A Epopeia de Gilgámesh

GEORGE, A. R. The Babylonian Gilgamesh Epic: Introduction, Critical Edition and Cuneiform Texts. 2 vols. Oxford: Oxford University Press, 2003, 1184 p. - ISBN 9780198149224. 

GEORGE, A. R. The Babylonian Gilgamesh Epic: Introduction, Critical Edition and Cuneiform Texts

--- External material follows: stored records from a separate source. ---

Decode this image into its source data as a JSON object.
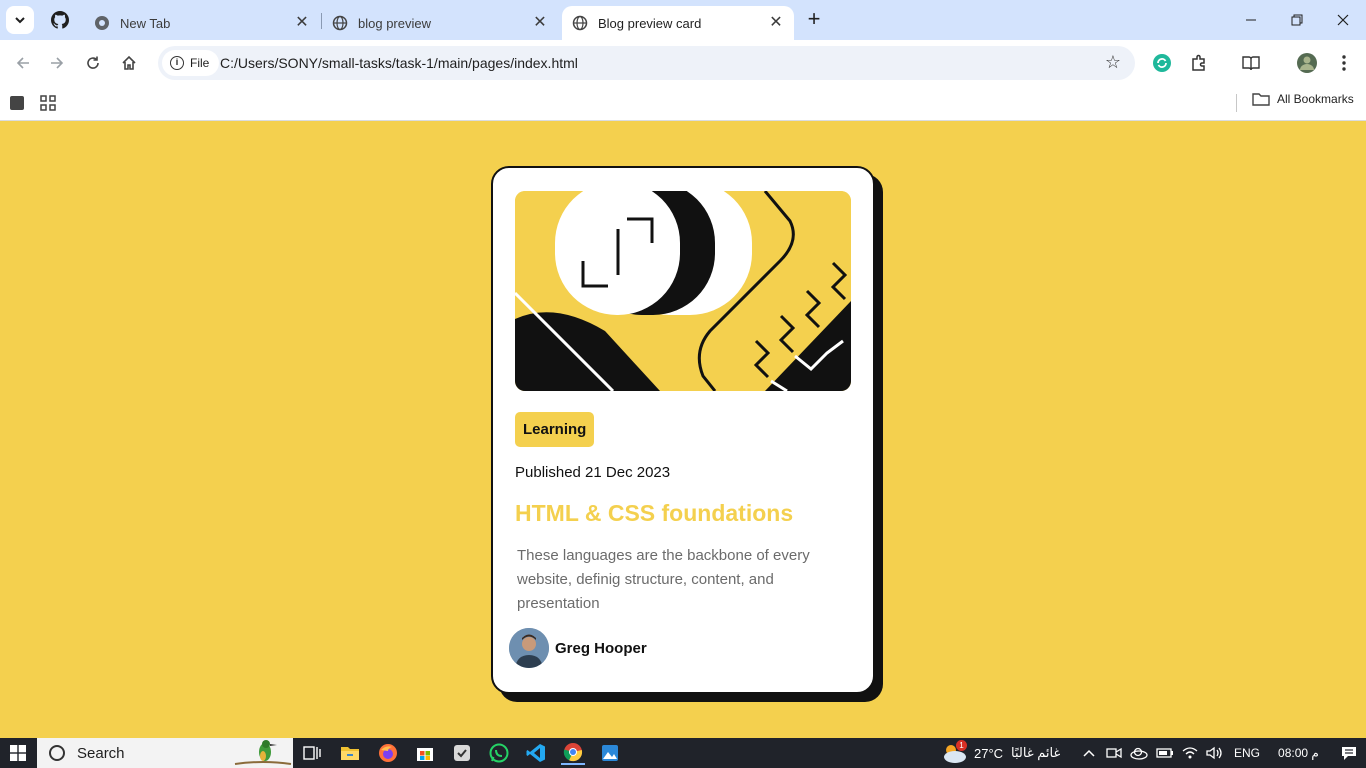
{
  "browser": {
    "tabs": [
      {
        "title": "New Tab",
        "state": "inactive"
      },
      {
        "title": "blog preview",
        "state": "inactive"
      },
      {
        "title": "Blog preview card",
        "state": "active"
      }
    ],
    "address": {
      "scheme_label": "File",
      "url": "C:/Users/SONY/small-tasks/task-1/main/pages/index.html"
    },
    "bookmarks": {
      "all_label": "All Bookmarks"
    }
  },
  "card": {
    "tag": "Learning",
    "published": "Published 21 Dec 2023",
    "title": "HTML & CSS foundations",
    "description": "These languages are the backbone of every website, definig structure, content, and presentation",
    "author": "Greg Hooper"
  },
  "taskbar": {
    "search_label": "Search",
    "weather_temp": "27°C",
    "weather_desc": "غائم غالبًا",
    "weather_badge": "1",
    "language": "ENG",
    "clock": "08:00 م"
  },
  "colors": {
    "accent": "#f4d04e",
    "card_text": "#111111",
    "tab_strip": "#d3e3fd"
  }
}
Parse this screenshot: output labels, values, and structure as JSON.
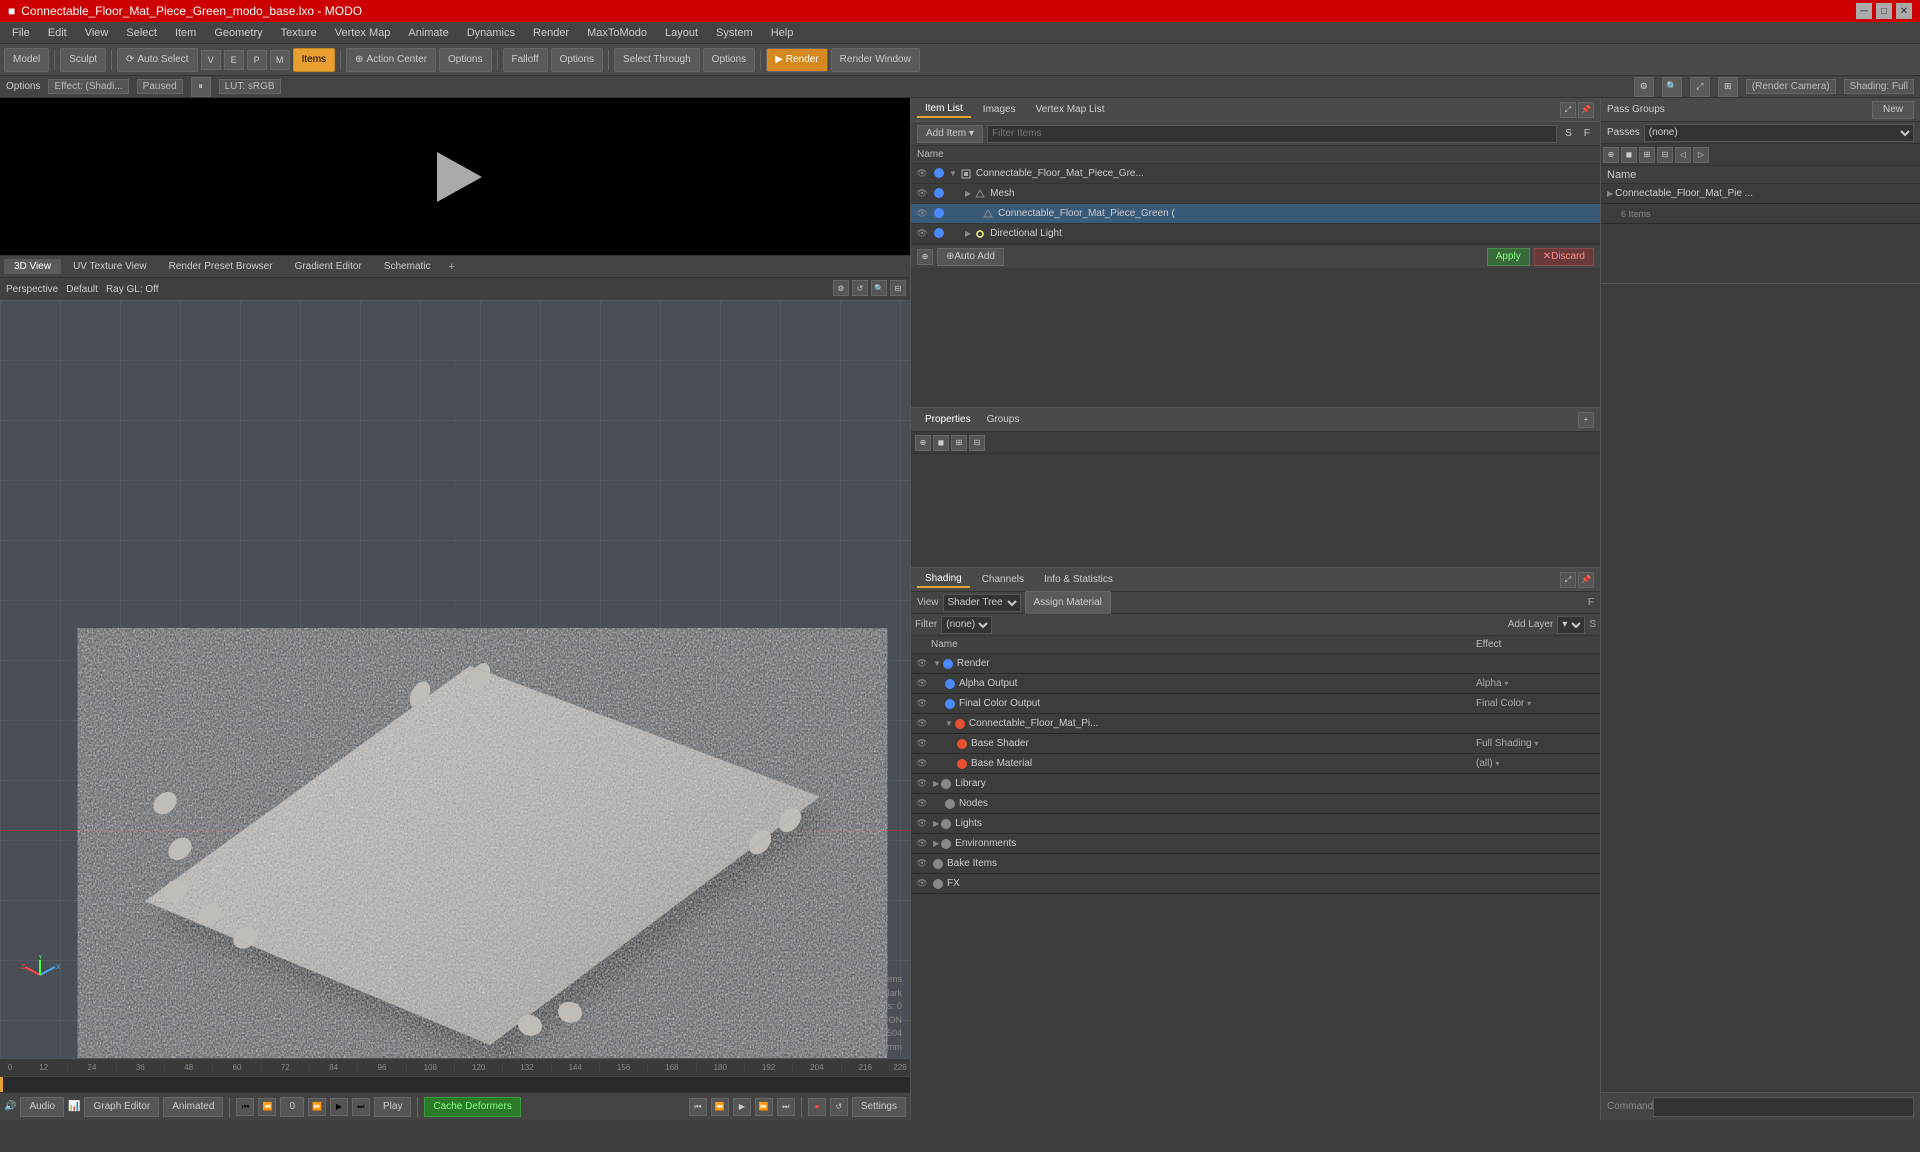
{
  "window": {
    "title": "Connectable_Floor_Mat_Piece_Green_modo_base.lxo - MODO"
  },
  "menubar": {
    "items": [
      "File",
      "Edit",
      "View",
      "Select",
      "Item",
      "Geometry",
      "Texture",
      "Vertex Map",
      "Animate",
      "Dynamics",
      "Render",
      "MaxToModo",
      "Layout",
      "System",
      "Help"
    ]
  },
  "toolbar": {
    "model_btn": "Model",
    "sculpt_btn": "Sculpt",
    "auto_select": "Auto Select",
    "items_btn": "Items",
    "action_center": "Action Center",
    "falloff": "Falloff",
    "options1": "Options",
    "options2": "Options",
    "render_btn": "Render",
    "render_window": "Render Window",
    "select_through": "Select Through"
  },
  "optionsbar": {
    "effect_label": "Options",
    "effect_val": "Effect: (Shadi...",
    "paused_label": "Paused",
    "lut_label": "LUT: sRGB",
    "camera_val": "(Render Camera)",
    "shading_val": "Shading: Full"
  },
  "viewport_tabs": {
    "tabs": [
      "3D View",
      "UV Texture View",
      "Render Preset Browser",
      "Gradient Editor",
      "Schematic"
    ],
    "add_btn": "+"
  },
  "viewport": {
    "mode": "Perspective",
    "subdiv": "Default",
    "ray_gl": "Ray GL: Off"
  },
  "viewport_status": {
    "items": "No Items",
    "polygons": "Polygons : Catmull-Clark",
    "channels": "Channels: 0",
    "deformers": "Deformers: ON",
    "gli": "GLi: 268,504",
    "distance": "20 mm"
  },
  "timeline": {
    "ticks": [
      "0",
      "12",
      "24",
      "36",
      "48",
      "60",
      "72",
      "84",
      "96",
      "108",
      "120",
      "132",
      "144",
      "156",
      "168",
      "180",
      "192",
      "204",
      "216"
    ],
    "frame": "0",
    "end": "228"
  },
  "bottom_toolbar": {
    "audio": "Audio",
    "graph_editor": "Graph Editor",
    "animated": "Animated",
    "play": "Play",
    "cache_deformers": "Cache Deformers",
    "settings": "Settings"
  },
  "item_list": {
    "tabs": [
      "Item List",
      "Images",
      "Vertex Map List"
    ],
    "add_item": "Add Item",
    "filter_placeholder": "Filter Items",
    "col_s": "S",
    "col_f": "F",
    "col_name": "Name",
    "items": [
      {
        "name": "Connectable_Floor_Mat_Piece_Gre...",
        "level": 0,
        "expanded": true,
        "type": "scene"
      },
      {
        "name": "Mesh",
        "level": 1,
        "expanded": false,
        "type": "mesh"
      },
      {
        "name": "Connectable_Floor_Mat_Piece_Green (",
        "level": 2,
        "type": "item"
      },
      {
        "name": "Directional Light",
        "level": 1,
        "type": "light"
      }
    ],
    "auto_add": "Auto Add",
    "apply": "Apply",
    "discard": "Discard"
  },
  "properties": {
    "tabs": [
      "Properties",
      "Groups"
    ],
    "add_btn": "+"
  },
  "groups": {
    "label": "Pass Groups",
    "pass_none": "(none)",
    "passes_label": "Passes",
    "passes_none": "(none)",
    "new_btn": "New",
    "col_name": "Name",
    "items": [
      {
        "name": "Connectable_Floor_Mat_Pie ...",
        "count": "6 Items"
      }
    ],
    "toolbar_icons": [
      "arrow-left",
      "arrow-right",
      "expand",
      "collapse",
      "plus",
      "minus"
    ]
  },
  "shading": {
    "panel_tabs": [
      "Shading",
      "Channels",
      "Info & Statistics"
    ],
    "view_label": "View",
    "view_val": "Shader Tree",
    "assign_material": "Assign Material",
    "filter_label": "Filter",
    "filter_none": "(none)",
    "add_layer": "Add Layer",
    "col_name": "Name",
    "col_effect": "Effect",
    "tree": [
      {
        "name": "Render",
        "effect": "",
        "level": 0,
        "expanded": true,
        "dot": "render",
        "type": "render"
      },
      {
        "name": "Alpha Output",
        "effect": "Alpha",
        "level": 1,
        "dot": "render",
        "has_arrow": true
      },
      {
        "name": "Final Color Output",
        "effect": "Final Color",
        "level": 1,
        "dot": "render",
        "has_arrow": true
      },
      {
        "name": "Connectable_Floor_Mat_Pi...",
        "effect": "",
        "level": 1,
        "dot": "mat",
        "expanded": true,
        "type": "mat"
      },
      {
        "name": "Base Shader",
        "effect": "Full Shading",
        "level": 2,
        "dot": "mat",
        "has_arrow": true
      },
      {
        "name": "Base Material",
        "effect": "(all)",
        "level": 2,
        "dot": "mat",
        "has_arrow": true
      },
      {
        "name": "Library",
        "effect": "",
        "level": 1,
        "dot": "base",
        "expanded": false
      },
      {
        "name": "Nodes",
        "effect": "",
        "level": 2,
        "dot": "base"
      },
      {
        "name": "Lights",
        "effect": "",
        "level": 1,
        "dot": "base",
        "expanded": false
      },
      {
        "name": "Environments",
        "effect": "",
        "level": 1,
        "dot": "base",
        "expanded": false
      },
      {
        "name": "Bake Items",
        "effect": "",
        "level": 1,
        "dot": "base"
      },
      {
        "name": "FX",
        "effect": "",
        "level": 1,
        "dot": "base"
      }
    ]
  },
  "command_bar": {
    "label": "Command"
  }
}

The Babylonian Gilgamesh epic is the acknowledged masterpiece of ancient Mesopotamian literature. Nevertheless it has to be re-edited periodically to take account of the enormous increase in primary sources that occurs every generation. Since the last critical edition of the epic seventy years ago the known fragments of the epic have almost doubled. This book collects all the extant texts in one place again, including twenty-three fragments published for the first time. The author has studied personally every available fragment to produce a definitive edition and translation. Four introductory chapters place the epic in its context and examine the name, person and traditions of Gilgamesh and other characters in the poem. The plates present the cuneiform text of all the extant fragments of the epic. The result is a publication which is a standard academic resource.  Available online.

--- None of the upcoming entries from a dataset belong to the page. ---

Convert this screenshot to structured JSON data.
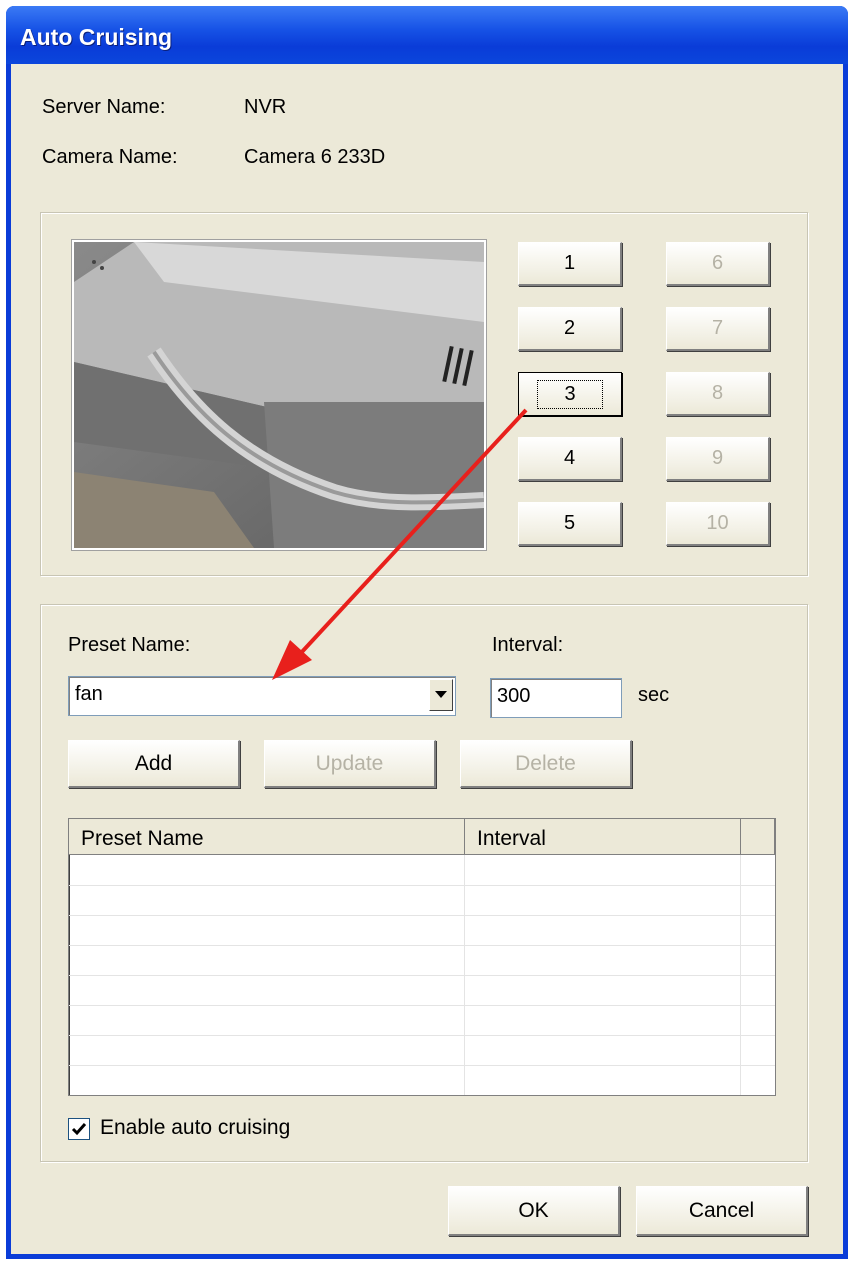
{
  "window": {
    "title": "Auto Cruising"
  },
  "info": {
    "server_label": "Server Name:",
    "server_value": "NVR",
    "camera_label": "Camera Name:",
    "camera_value": "Camera 6 233D"
  },
  "presets": {
    "buttons": [
      {
        "label": "1",
        "enabled": true
      },
      {
        "label": "2",
        "enabled": true
      },
      {
        "label": "3",
        "enabled": true,
        "focused": true
      },
      {
        "label": "4",
        "enabled": true
      },
      {
        "label": "5",
        "enabled": true
      },
      {
        "label": "6",
        "enabled": false
      },
      {
        "label": "7",
        "enabled": false
      },
      {
        "label": "8",
        "enabled": false
      },
      {
        "label": "9",
        "enabled": false
      },
      {
        "label": "10",
        "enabled": false
      }
    ]
  },
  "form": {
    "preset_name_label": "Preset Name:",
    "preset_name_value": "fan",
    "interval_label": "Interval:",
    "interval_value": "300",
    "interval_unit": "sec",
    "add_label": "Add",
    "update_label": "Update",
    "delete_label": "Delete"
  },
  "table": {
    "columns": [
      "Preset Name",
      "Interval"
    ],
    "rows": []
  },
  "enable_auto_cruising": {
    "label": "Enable auto cruising",
    "checked": true
  },
  "footer": {
    "ok_label": "OK",
    "cancel_label": "Cancel"
  },
  "colors": {
    "title_bar": "#0a3cd8",
    "dialog_bg": "#ece9d8",
    "annotation_arrow": "#e8201c"
  }
}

Este é o texto acadêmico padrão da Epopeia de Gilgámesh.


GEORGE, A. R. The Epic of Gilgamesh: The Babylonian Epic Poem and Other Texts in Akkadian and Sumerian. Rev. ed. Harmondsworth: Penguin, 2016, 304 p. - ISBN 9780140449198. 

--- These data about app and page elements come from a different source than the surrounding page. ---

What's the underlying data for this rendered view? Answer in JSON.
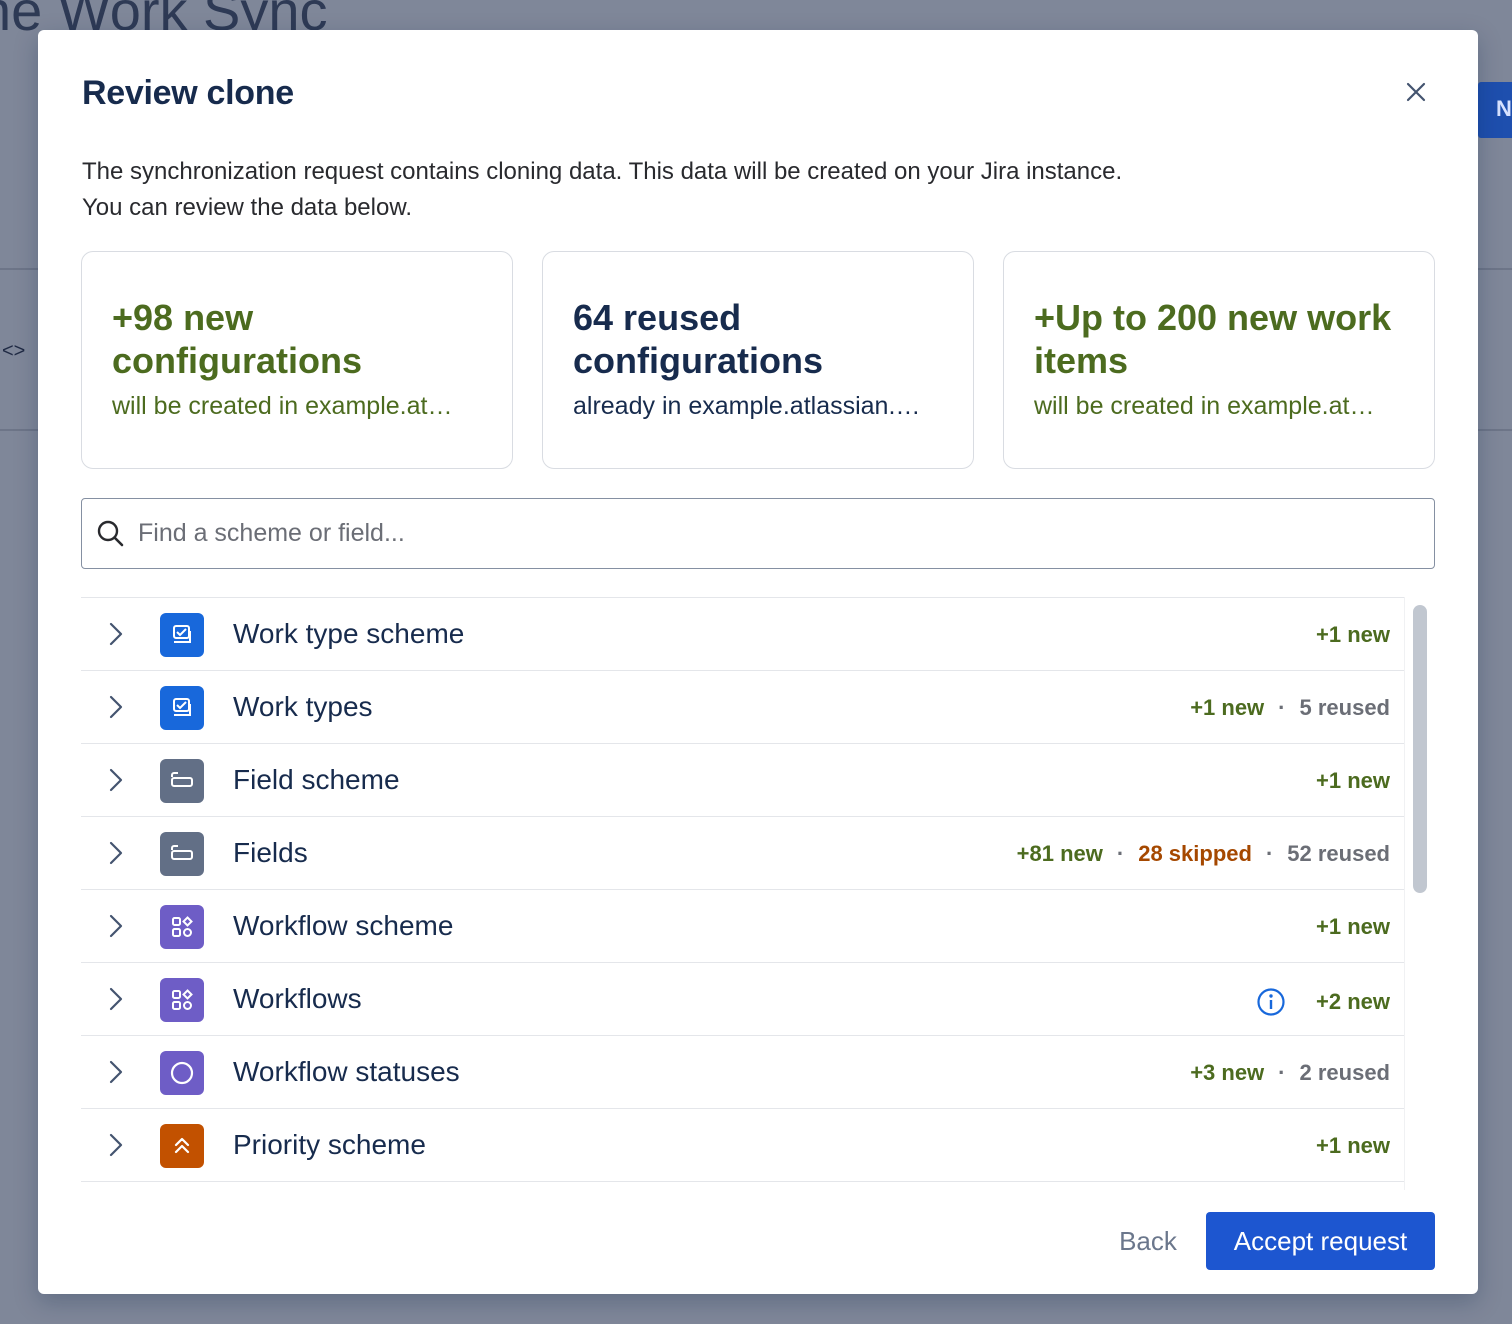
{
  "background": {
    "title": "ne Work Sync",
    "code_glyph": "<>",
    "button_letter": "N"
  },
  "modal": {
    "title": "Review clone",
    "description_line1": "The synchronization request contains cloning data. This data will be created on your Jira instance.",
    "description_line2": "You can review the data below."
  },
  "cards": [
    {
      "value": "+98 new configurations",
      "sub": "will be created in example.at…",
      "tone": "green"
    },
    {
      "value": "64 reused configurations",
      "sub": "already in example.atlassian.…",
      "tone": "dark"
    },
    {
      "value": "+Up to 200 new work items",
      "sub": "will be created in example.at…",
      "tone": "green"
    }
  ],
  "search": {
    "placeholder": "Find a scheme or field..."
  },
  "rows": [
    {
      "label": "Work type scheme",
      "icon": "work-type-icon",
      "color": "#1868db",
      "new": "+1 new"
    },
    {
      "label": "Work types",
      "icon": "work-type-icon",
      "color": "#1868db",
      "new": "+1 new",
      "reused": "5 reused"
    },
    {
      "label": "Field scheme",
      "icon": "field-icon",
      "color": "#626f86",
      "new": "+1 new"
    },
    {
      "label": "Fields",
      "icon": "field-icon",
      "color": "#626f86",
      "new": "+81 new",
      "skipped": "28 skipped",
      "reused": "52 reused"
    },
    {
      "label": "Workflow scheme",
      "icon": "workflow-icon",
      "color": "#6e5dc6",
      "new": "+1 new"
    },
    {
      "label": "Workflows",
      "icon": "workflow-icon",
      "color": "#6e5dc6",
      "new": "+2 new",
      "info": true
    },
    {
      "label": "Workflow statuses",
      "icon": "status-icon",
      "color": "#6e5dc6",
      "new": "+3 new",
      "reused": "2 reused"
    },
    {
      "label": "Priority scheme",
      "icon": "priority-icon",
      "color": "#c25100",
      "new": "+1 new"
    }
  ],
  "footer": {
    "back_label": "Back",
    "accept_label": "Accept request"
  }
}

GEORGE, A. R. The Epic of Gilgamesh: The Babylonian Epic Poem and Other Texts in Akkadian and Sumerian 

Miraculously preserved on clay tablets dating back as much as four thousand years, the poem of Gilgamesh, king of Uruk, is the world’s oldest epic, predating Homer by many centuries. The story tells of Gilgamesh’s adventures with the wild man Enkidu, and of his arduous journey to the ends of the earth in quest of the Babylonian Noah and the secret of immortality. Alongside its themes of family, friendship and the duties of kings, the Epic of Gilgamesh is, above all, about mankind’s eternal struggle with the fear of death. The Babylonian version has been known for over a century, but linguists are still deciphering new fragments in Akkadian and Sumerian. Andrew George’s gripping translation brilliantly combines these into a fluent narrative and will long rank as the definitive English Gilgamesh.

Andrew R. George (born 1955)


Andrew R. George (born 1955) is Professor of Babylonian at the School of Oriental and African Studies (SOAS), University of London, UK.

Leia Mais:
Histórias do Antigo Oriente Médio: uma bibliografia

Nenhum comentário:

Postar um comentário